EDIT: As a reply to the comment:

This is how I would work out the curve integral. First, find a parametrization such that it moves anti-clockwise as you see from the top. It has to rotate in that way because the Stokes’ theorem involves direction. For example, let $$x=R\cos t$$, $$y=R\sin t$$ and $$z=z$$, where $$t\in [0,2\pi]$$. Then use $$\oint_C F(x,y,z) \cdot\mathrm d l= \int_0^{2\pi} F(x,y,z) \cdot (x’(t), y’(t), z’(t)) \mathrm d t$$

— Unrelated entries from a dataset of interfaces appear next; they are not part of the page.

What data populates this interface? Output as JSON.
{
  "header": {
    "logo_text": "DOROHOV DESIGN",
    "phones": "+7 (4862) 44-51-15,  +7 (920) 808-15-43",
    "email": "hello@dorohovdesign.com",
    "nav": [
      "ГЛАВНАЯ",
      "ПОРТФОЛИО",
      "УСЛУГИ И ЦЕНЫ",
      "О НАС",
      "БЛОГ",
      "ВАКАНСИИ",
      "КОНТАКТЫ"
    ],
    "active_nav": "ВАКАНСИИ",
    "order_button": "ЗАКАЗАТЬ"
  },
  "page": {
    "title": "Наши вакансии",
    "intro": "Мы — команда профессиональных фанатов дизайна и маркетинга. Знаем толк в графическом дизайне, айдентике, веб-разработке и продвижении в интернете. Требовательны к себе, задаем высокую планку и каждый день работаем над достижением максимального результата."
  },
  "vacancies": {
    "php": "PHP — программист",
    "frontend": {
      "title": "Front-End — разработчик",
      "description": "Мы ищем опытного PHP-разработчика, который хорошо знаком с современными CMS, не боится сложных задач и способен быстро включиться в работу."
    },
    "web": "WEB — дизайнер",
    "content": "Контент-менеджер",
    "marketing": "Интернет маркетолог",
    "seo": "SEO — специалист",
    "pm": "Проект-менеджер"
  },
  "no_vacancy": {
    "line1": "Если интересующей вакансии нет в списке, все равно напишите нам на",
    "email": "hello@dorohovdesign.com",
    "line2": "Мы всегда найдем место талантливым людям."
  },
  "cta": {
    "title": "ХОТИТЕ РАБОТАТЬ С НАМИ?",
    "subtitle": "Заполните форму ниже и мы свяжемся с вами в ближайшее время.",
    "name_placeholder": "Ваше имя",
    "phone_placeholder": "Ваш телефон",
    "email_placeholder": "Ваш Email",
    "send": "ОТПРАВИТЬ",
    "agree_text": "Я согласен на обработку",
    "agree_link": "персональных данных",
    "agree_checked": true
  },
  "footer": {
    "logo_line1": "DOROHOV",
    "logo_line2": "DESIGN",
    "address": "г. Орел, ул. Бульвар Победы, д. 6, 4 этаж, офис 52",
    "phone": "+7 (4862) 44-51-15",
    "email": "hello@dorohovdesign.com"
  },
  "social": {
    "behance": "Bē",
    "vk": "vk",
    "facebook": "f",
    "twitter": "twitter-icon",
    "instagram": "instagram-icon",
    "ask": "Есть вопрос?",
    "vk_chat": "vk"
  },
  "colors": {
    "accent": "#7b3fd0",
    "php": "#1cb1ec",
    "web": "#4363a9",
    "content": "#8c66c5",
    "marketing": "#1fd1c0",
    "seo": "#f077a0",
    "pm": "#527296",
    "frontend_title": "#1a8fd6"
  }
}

Note that we have $$\mathrm d l = (x’(t), y’(t), z’(t)) \mathrm d t$$. In this case, $$\oint_C F(x,y,z) \cdot\mathrm d l = \int_0^{2\pi} (-R\sin t, 2R\cos t, 0)\cdot(-R\sin t, R\cos t, 0) \mathrm d x = R^2\int_0^{2\pi} (\sin^2 t + 2\cos^2 t) \mathrm d t = 3\pi R^2$$

• thank you ! okay, the 1) is clear..i don't know why I didnt see this. But what do you mean at 2) with the derivative? I get $R^2 \pi 3$ with $\int_0^{2 \pi} \begin{pmatrix} -Rsin \phi \\2Rcos \phi \\o \end{pmatrix} \begin{pmatrix} -Rsin \phi \\ Rcos \phi \\ 0 \end{pmatrix}$ Dec 12 '18 at 19:58
• @constant94 See my edit. Dec 13 '18 at 1:11
• Even easier, you can compute the line integral around the circle by applying Stokes's Theorem again, filling in the circle with a disk. So you get $3$ times the area of the circle of radius $R$, namely $3\pi R^2$. Dec 13 '18 at 1:35
• That’s true, and the easy way — projecting to the disk — can also be seen from the first method. Here I am just make some comparisons, in order to point out where he is mistaken. Dec 13 '18 at 1:46